Yes. The podcast entitled The Great Books can be found on the website of The National Review (www.nationalreview.com/podcasts/the-great-books/), the conservative editorial magazine founded by William F. Buckley Jr. in the 50s. The discussions are hosted by John J. Miller, National Review’s national correspondent and professor at Hillsdale College, a private conservative college with a curriculum that is based on Western culture and the Judeo-Christian values. Most of Miller’s guests are drawn from the faculty of Hillsdale as well. So, one might be forgiven for expecting the show to march out a dreary slate of works by James Burnham, Milton Friedman, and who knows, Malatesta.
Instead, the podcast covers an admirable assortment of writers and texts, covering fiction, nonfiction, plays, poetry, and religious texts. The tight half-hour discussion gives an overview of the writer’s life, delving more deeply on one or two issues key to his or her work. Then the host and guest enlighten the listener about the one chosen text is a back and forth interview that moves at a sprightly pace. Host Miller displays a level of expertise on par with most of his guests, ensuring a conversation that does not bog down in generalities. And he does not limit discussion to an agenda, conservative or otherwise.
Such an agenda would be difficult to impose, particularly on American literature. The vast majority of writers in America are, and have always been, liberal, if not radical. The arts in the new nation quickly established themselves as adversarial and often at odds with the culture’s self-definition, first as a country of farmers and mechanics, and later, in the jargon of 20th century socio-economics, as middle-class.
So the thought that a conservative reading of literature might be relevant, incisive, and, most surprisingly, laudatory is a hard one for the left to accept. But in terms of the actual podcast rather than its producers, politics actually play very little role in the discussion.

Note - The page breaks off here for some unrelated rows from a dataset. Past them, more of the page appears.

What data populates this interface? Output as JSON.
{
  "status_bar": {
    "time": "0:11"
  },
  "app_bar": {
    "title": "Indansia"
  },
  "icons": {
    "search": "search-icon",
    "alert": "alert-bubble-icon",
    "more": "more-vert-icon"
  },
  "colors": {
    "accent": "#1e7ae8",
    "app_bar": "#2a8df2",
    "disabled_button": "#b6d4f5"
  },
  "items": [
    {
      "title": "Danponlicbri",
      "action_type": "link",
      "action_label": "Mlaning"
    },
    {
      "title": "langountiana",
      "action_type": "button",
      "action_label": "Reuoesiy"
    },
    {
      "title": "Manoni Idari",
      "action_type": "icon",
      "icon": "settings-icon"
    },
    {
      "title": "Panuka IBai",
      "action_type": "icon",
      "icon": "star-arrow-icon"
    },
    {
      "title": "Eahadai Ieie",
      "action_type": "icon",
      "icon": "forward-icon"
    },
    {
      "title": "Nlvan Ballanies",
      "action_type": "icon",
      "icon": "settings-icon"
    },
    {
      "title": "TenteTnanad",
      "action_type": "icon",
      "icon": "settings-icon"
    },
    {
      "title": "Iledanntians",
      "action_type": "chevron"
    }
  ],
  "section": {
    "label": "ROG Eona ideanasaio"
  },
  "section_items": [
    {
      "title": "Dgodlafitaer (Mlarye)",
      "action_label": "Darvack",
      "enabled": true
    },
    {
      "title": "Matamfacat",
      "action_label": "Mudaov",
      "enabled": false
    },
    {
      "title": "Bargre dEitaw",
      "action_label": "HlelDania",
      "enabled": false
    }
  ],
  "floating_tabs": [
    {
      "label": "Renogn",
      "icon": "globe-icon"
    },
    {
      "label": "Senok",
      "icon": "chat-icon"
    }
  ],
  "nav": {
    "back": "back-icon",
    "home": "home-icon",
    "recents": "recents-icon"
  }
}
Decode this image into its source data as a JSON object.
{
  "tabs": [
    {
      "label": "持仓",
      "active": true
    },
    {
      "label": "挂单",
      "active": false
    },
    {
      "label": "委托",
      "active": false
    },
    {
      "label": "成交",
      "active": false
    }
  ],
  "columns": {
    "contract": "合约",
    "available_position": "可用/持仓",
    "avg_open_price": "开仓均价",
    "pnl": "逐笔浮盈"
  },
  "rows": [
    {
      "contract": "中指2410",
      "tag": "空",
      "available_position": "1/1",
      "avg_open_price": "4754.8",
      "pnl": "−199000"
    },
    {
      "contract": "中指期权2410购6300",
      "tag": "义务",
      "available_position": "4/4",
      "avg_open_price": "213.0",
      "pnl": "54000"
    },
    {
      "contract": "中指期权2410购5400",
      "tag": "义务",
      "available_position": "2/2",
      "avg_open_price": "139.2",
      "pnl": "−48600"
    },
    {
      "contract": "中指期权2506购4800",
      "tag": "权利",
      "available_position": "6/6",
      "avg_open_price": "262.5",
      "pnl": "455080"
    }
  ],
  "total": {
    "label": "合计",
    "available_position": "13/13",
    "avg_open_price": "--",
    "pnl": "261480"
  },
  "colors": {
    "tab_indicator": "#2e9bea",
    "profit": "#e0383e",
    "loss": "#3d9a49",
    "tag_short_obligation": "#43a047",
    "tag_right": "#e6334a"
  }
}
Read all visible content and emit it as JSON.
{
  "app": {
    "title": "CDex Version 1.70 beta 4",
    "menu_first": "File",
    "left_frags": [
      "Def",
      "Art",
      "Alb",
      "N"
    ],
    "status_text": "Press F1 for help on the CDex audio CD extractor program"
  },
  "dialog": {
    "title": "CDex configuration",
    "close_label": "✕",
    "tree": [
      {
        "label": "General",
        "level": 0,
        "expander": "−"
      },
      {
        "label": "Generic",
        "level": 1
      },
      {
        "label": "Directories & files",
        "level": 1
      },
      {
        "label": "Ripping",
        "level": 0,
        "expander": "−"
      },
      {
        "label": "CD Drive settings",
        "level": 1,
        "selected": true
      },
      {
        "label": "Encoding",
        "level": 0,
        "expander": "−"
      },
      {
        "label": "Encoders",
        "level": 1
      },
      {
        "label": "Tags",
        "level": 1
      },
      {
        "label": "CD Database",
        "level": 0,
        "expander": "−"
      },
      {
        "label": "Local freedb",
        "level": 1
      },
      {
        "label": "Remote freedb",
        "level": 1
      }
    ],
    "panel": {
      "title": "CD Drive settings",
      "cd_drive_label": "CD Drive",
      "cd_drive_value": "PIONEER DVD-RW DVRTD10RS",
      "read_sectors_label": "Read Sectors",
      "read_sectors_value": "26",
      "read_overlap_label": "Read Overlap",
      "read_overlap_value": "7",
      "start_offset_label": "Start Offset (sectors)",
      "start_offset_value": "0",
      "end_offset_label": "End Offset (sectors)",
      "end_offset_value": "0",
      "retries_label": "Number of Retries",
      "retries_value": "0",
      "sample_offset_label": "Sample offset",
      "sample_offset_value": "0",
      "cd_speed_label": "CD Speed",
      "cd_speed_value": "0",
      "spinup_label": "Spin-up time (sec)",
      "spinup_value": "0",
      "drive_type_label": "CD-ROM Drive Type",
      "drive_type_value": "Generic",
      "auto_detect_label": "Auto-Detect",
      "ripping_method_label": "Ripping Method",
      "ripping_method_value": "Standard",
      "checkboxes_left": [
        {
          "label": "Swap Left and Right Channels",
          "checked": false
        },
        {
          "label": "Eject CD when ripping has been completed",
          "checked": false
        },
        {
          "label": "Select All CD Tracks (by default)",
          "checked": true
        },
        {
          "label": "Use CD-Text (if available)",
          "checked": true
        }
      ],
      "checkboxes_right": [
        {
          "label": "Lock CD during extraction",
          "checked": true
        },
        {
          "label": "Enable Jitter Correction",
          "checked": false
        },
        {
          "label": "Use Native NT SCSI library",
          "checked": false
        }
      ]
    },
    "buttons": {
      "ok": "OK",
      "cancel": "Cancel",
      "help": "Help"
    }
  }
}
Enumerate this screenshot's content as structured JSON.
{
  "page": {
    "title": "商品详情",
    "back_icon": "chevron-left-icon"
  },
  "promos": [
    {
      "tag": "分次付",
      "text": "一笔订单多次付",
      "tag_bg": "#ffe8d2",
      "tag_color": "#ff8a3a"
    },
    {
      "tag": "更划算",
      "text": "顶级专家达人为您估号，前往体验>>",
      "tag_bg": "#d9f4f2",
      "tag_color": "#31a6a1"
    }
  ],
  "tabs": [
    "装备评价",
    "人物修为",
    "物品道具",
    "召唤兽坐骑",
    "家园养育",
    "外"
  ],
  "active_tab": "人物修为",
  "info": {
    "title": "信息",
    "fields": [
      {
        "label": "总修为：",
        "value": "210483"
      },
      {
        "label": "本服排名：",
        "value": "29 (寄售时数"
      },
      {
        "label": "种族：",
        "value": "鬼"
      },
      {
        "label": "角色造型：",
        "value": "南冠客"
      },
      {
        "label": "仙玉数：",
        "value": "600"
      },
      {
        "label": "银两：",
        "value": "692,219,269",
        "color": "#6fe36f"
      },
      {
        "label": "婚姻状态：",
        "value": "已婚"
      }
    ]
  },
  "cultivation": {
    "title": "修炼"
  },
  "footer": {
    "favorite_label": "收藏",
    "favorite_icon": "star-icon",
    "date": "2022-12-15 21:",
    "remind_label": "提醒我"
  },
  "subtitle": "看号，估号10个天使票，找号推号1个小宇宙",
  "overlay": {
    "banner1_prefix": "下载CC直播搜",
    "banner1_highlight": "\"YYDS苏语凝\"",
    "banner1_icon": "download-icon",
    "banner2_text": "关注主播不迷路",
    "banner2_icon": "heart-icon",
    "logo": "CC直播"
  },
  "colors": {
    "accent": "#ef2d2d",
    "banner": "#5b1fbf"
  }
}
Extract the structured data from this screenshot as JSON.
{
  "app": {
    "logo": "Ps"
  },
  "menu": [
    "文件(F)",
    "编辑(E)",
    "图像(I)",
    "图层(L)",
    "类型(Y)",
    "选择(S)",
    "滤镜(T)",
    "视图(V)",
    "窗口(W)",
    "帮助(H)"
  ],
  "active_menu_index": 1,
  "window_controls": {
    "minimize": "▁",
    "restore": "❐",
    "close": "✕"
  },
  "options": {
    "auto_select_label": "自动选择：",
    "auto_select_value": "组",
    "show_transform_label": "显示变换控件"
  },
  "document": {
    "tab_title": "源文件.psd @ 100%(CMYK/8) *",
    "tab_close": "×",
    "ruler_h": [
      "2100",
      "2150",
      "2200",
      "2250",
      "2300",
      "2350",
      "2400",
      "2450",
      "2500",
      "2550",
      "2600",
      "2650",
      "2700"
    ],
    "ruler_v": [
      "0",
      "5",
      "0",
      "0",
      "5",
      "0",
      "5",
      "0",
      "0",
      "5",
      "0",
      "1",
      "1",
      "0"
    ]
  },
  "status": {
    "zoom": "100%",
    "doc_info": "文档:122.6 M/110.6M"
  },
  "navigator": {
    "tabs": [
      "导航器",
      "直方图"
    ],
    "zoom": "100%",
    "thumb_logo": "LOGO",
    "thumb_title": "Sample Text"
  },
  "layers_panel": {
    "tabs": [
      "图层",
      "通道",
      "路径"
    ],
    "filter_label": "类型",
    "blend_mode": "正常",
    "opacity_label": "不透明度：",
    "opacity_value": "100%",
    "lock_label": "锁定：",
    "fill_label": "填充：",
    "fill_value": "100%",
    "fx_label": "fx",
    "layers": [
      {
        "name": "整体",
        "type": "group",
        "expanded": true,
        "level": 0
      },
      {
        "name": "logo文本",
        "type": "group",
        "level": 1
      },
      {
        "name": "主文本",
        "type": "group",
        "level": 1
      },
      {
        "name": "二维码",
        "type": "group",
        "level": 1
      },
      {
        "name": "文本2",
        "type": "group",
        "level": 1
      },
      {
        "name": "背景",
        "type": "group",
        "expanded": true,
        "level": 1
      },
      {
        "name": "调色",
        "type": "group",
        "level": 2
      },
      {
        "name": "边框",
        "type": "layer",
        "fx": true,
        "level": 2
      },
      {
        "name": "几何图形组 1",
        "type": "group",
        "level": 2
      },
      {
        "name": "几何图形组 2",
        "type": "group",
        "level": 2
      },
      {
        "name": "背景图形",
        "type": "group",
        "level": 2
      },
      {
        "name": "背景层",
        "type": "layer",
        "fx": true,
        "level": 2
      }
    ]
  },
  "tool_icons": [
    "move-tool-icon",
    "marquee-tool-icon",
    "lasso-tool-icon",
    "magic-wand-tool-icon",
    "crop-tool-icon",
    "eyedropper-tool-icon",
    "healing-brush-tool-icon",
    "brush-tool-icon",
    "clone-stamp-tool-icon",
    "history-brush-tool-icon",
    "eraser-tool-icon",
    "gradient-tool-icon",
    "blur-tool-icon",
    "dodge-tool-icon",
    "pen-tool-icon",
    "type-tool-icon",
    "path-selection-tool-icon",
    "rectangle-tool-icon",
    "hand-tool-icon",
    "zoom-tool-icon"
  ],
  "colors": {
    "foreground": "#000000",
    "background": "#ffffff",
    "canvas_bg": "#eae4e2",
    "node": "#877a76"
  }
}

Surely that cannot be true. If conservatives analyze literature, it’s a given they will be traditional in their values, Eurocentric in their frame of reference, and canon-bound in their subjects. Proof: the podcast’s own description clearly states it examines “classic works within the Western literary canon.” A sampling of several programs and a perusal of their list of past topics (216 at the date of this writing) shows none of these boundaries to be absolute.
While traditional virtues like honesty, loyalty, wisdom, equality – long dismissed by the left as falsehoods covering power maneuvers – make regular appearances in discussion of themes in the novels and plays, vices makes appearances too, not to be dismissed as sins one must overcome but as part of the natural ebb and flow of the human condition as depicted in all good literature. Transgressive concepts such as ambiguity, uncertainty, and even aporia come in for praise as well in the discussion of works by Borges, Poe, and many others.
Eurocentrism, an overgeneralization at best, is given exception in works of prominent black American writers from Frederick Douglass and Booker T. Washington to Ralph Ellison and Zora Neale Hurston. If this does not go far enough afield from the Anglo-European tradition, ancient works from the Middle East such as Gilgamesh and from Central America such as The Popol Vuh are covered. The medieval Middle East also gets a nod with The Arabian Nights. And Asia proper has been examined through Sun Tzu and Shusaku Endo.
And far from being canon-bound in its subjects, The Great Books podcast thoughtfully and respectfully analyzes works that are elsewhere dismissed as “popular” or “genre” works. For example, Master and Commander by Patrick O’Brian gets high marks for its accuracy of detail and its immersion in the lexicon and syntax of the era it depicts. Gene Wolfe’s Book of the New Sun series is not just buttonholed as fantasy or science fiction but praised as a trenchant analysis of power. The discussion of Lovecraft considers his questioning of the metaphysical underpinnings of reality that closely resembles a similar program on The Book of Job.
If you’re too put off by the occasional short commercial break for a National Review subscription or promotion of the Hillsdale College curriculum to even give the show a try, that might be your loss. And although that traditional value of tolerance for a diversity of ideas might just be a mask worn by your oppressor, The Great Books is just a podcast – I’m guessing you know how to hit fast-forward over the commercials.